It depends on who’s subtitle you edit, or how your moderators oppinion is about it. If the subber is protectiv about the subs, then you will get a taste, because you are “stealing” their subs. Which I find nonsense, since minor mistakes or typos could easily be corrected by themselves, but then again, they say I won’t read my subs a second time. So I do not get those “fast typers” have a problem with the edit work of others since it is needed. When they take the risk that there are mistakes in the subtitles, okay. But shouldn’t they accept that another person will fix it?
But it is one think to have some mistakes, in an episode or in a part of 10 minutes run, but how about in every 1 to 2 lines?
And I may talk here about translating from English to German, two languages that are way more similar, than Korean and [quote=“irmar, post:7, topic:15607”]
For instance, some subbers make a child speak in the same language as a company president as a young cosmopolitan clubber, as a peasant ahjumma.

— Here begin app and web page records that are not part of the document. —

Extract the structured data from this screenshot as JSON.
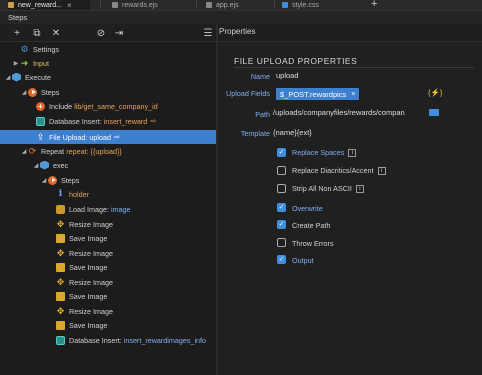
{
  "tabs": [
    {
      "label": "new_reward...",
      "active": true,
      "icon": "ejs-file-icon"
    },
    {
      "label": "rewards.ejs",
      "active": false,
      "icon": "ejs-file-icon"
    },
    {
      "label": "app.ejs",
      "active": false,
      "icon": "ejs-file-icon"
    },
    {
      "label": "style.css",
      "active": false,
      "icon": "css-file-icon"
    }
  ],
  "panel_title": "Steps",
  "properties_title": "Properties",
  "tree": [
    {
      "label": "Settings",
      "icon": "gear-icon"
    },
    {
      "label": "Input",
      "icon": "input-arrow-icon"
    },
    {
      "label": "Execute",
      "icon": "cube-icon"
    },
    {
      "label": "Steps",
      "icon": "play-icon"
    },
    {
      "label": "Include",
      "value": "lib/get_same_company_id",
      "icon": "include-plus-icon"
    },
    {
      "label": "Database Insert:",
      "value": "insert_reward",
      "icon": "database-table-icon"
    },
    {
      "label": "File Upload:",
      "value": "upload",
      "icon": "upload-icon",
      "selected": true
    },
    {
      "label": "Repeat",
      "value": "repeat: {{upload}}",
      "icon": "repeat-icon"
    },
    {
      "label": "exec",
      "icon": "cube-icon"
    },
    {
      "label": "Steps",
      "icon": "play-icon"
    },
    {
      "label": "holder",
      "icon": "info-icon"
    },
    {
      "label": "Load Image:",
      "value": "image",
      "icon": "image-icon"
    },
    {
      "label": "Resize Image",
      "icon": "resize-icon"
    },
    {
      "label": "Save Image",
      "icon": "save-icon"
    },
    {
      "label": "Resize Image",
      "icon": "resize-icon"
    },
    {
      "label": "Save Image",
      "icon": "save-icon"
    },
    {
      "label": "Resize Image",
      "icon": "resize-icon"
    },
    {
      "label": "Save Image",
      "icon": "save-icon"
    },
    {
      "label": "Resize Image",
      "icon": "resize-icon"
    },
    {
      "label": "Save Image",
      "icon": "save-icon"
    },
    {
      "label": "Database Insert:",
      "value": "insert_rewardimages_info",
      "icon": "database-table-icon"
    }
  ],
  "props": {
    "section_title": "FILE UPLOAD PROPERTIES",
    "name_label": "Name",
    "name_value": "upload",
    "upload_fields_label": "Upload Fields",
    "upload_fields_chip": "$_POST.rewardpics",
    "path_label": "Path",
    "path_value": "/uploads/companyfiles/rewards/compan",
    "template_label": "Template",
    "template_value": "{name}{ext}",
    "options": [
      {
        "label": "Replace Spaces",
        "checked": true,
        "info": true
      },
      {
        "label": "Replace Diacritics/Accent",
        "checked": false,
        "info": true
      },
      {
        "label": "Strip All Non ASCII",
        "checked": false,
        "info": true
      },
      {
        "label": "Overwrite",
        "checked": true,
        "info": false
      },
      {
        "label": "Create Path",
        "checked": true,
        "info": false
      },
      {
        "label": "Throw Errors",
        "checked": false,
        "info": false
      },
      {
        "label": "Output",
        "checked": true,
        "info": false
      }
    ]
  }
}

We would say that is already high-level subbing, I would be happy, if they would master the honorifcs only. I remember, I had a lot of fun once subbing the lines of an old lady ranting, I put all those old words in her mouth my granny would have used.[quote=“irmar, post:7, topic:15607”]
My goal is subtitles as close in meaning
Dito, here. First the meaning, second the possibility for the viewer to take that subtitle in in the amount of time it is segmented.

Me too, I will translate metaphors “picture-like” it was used in the sentence and only look for a substitute, if that metaphors is totally not working in my native language. But I will add a note if necessary.

Oh, don’t remind me, I saw subtitles in German throughout the drama with the informally “du” being used for you since …
The informally you is tranlated into “du”, but the formally you should be translated to “Sie”. In historical it is yet another level. And yes no emperor will say “okay or yep”, unless it is a real slapstick comedy.[quote=“irmar, post:7, topic:15607”]
I don’t assume anything.

I do neither, and I also am not a fan, when subtitlers give two options for the viewer, as why would there be a part of a dialog be in brackets. It’s not a thought, it’s not that the character says two different things. So why? I will always go for one line that fits the situation the best.

(Oops, midnight, I need to hurry a bit … Would have to add more but will leave it at that.)


I always try to keep the won f.e., in the drama My Name Is Kim Sam Soon, there is the infamous amout about 50 milllion won, which becomes later a dog’s name. So this joke and the repeated talk about that amount would totally get lost in translation, when I would use dollar/euro.
That viki wants it this way, is a first for me and I am here now for about 7 years and yes the amount in the original language will never change, but you never know what will happen at the stock market …